Resource Roundup!

Resource Roundup!

Today we are featuring: AccommodationsDownload Girl with headphones Free Photo

School Accommodations and Modifications

Some students with disabilities need accommodations or modifications to their educational program in order to participate in the general curriculum and to be successful in school. While the Individuals with Disabilities Education Act (IDEA) and its regulations do not define accommodations or modifications, there is some agreement as to what they mean. An accommodation as used in this document allows a student to complete the same assignment or test as other students, but with a change in the timing, formatting, setting, scheduling, response and/or presentation. This accommodation does not alter in any significant way what the test or assignment measures. Examples of accommodations include a student who is blind taking a Braille version of a test or a student taking a test alone in a quiet room.

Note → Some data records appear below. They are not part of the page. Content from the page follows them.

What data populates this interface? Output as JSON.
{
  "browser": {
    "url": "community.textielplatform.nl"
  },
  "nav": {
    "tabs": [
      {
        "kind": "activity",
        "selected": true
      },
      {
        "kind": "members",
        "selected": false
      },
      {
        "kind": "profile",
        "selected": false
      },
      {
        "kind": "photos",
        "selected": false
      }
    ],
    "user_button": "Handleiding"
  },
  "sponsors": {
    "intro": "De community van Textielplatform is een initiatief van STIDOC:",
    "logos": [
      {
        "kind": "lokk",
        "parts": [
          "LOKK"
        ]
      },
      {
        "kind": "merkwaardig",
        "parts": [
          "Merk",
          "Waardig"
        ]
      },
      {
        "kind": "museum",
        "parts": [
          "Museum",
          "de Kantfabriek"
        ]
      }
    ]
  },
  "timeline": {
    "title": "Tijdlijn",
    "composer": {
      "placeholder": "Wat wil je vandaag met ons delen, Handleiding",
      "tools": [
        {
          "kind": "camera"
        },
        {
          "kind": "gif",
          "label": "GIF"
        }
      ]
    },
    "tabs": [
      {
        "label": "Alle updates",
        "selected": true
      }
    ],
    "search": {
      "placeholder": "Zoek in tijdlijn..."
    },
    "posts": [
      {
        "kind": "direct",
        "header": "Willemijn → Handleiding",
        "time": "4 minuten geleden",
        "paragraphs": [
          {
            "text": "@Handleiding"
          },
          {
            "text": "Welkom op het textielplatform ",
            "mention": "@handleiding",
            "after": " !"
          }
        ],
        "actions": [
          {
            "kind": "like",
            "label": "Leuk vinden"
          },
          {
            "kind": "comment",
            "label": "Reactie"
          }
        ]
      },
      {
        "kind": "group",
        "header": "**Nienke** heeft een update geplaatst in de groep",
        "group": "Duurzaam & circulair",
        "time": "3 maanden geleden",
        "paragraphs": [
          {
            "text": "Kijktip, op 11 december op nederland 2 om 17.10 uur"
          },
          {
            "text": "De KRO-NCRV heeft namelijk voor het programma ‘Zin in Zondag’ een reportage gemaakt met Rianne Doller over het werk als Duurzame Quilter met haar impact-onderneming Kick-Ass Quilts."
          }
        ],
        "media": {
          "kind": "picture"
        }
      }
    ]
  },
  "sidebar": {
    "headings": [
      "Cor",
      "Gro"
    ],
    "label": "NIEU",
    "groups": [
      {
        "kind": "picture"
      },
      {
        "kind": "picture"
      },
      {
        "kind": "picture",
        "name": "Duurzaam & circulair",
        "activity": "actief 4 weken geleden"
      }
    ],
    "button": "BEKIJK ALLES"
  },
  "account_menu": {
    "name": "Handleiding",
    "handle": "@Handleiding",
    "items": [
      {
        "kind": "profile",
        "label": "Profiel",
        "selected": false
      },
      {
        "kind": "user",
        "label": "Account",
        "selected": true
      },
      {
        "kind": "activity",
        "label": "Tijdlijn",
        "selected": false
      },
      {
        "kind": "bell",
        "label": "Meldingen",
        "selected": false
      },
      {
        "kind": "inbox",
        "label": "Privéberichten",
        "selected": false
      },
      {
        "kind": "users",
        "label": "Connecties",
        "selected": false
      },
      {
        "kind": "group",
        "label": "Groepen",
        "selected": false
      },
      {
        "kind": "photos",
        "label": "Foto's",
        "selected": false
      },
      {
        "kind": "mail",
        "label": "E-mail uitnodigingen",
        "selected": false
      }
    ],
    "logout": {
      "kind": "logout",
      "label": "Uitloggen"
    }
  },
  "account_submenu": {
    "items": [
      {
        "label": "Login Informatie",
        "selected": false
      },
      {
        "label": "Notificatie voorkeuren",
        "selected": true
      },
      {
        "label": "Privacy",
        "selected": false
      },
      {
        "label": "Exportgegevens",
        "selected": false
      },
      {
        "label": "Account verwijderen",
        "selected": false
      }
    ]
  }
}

A modification as used in this document is an adjustment to an assignment or a test that changes the standard or what the test or assignment is supposed to measure. Examples of possible modifications include a student completing work on part of a standard or a student completing an alternate assignment that is more easily achievable than the standard assignment.

Needed modifications and accommodations should be written into a student’s Individualized Education Program (IEP) or Section 504 Plan. These changes should be chosen to fit the student’s individual needs. It’s important to include the student, if appropriate, when discussing needed accommodations and modifications. Asking the student what would be helpful is a good first step.

Here are some ideas for changes in textbooks and curriculum, the classroom environment, instruction and assignments, and possible behavior expectations that may be helpful when educating students with disabilities. When reviewing these ideas, keep in mind that any accommodations or modifications an IEP team chooses must be based on the individual needs of students, and the changes must be provided if included in the child’s IEP.

Printable List of Accommodations:

33 - School Accommodations and Modifications-page-001

33 - School Accommodations and Modifications-page-002

33 - School Accommodations and Modifications-page-003



ESEA – Elementary and Secondary Education Act



There is lots of talk about Congress and the reauthorization of ESEA, the Elementary and Secondary Education Act.  We want to gather a few resources in one place so that families can get up to date on this federal education law.  Below you will find a few links to the history of the law, a few questions and answers about the law, what the process of the reauthorization entails and a copy of the most recent draft of the bill.

History of ESEA

The Elementary and Secondary Education Act (ESEA) was signed into law in 1965 by President Lyndon Baines Johnson, who believed that “full educational opportunity” should be “our first national goal.”

Question and Answer on ESEA

Education Post gathers up the most frequently asked questions about this law and gives us the basics.

ESEA Reauthorization

Education Weekly steps up and gives readers a “cheat sheet” on all that Congress has been discussing as important issues in relation to this law.

ESEA, now ESSA, Every Student Succeeds Act

With reauthorization comes new bill language and a new name.  For those who love the law, here is the bill language that was released earlier this week.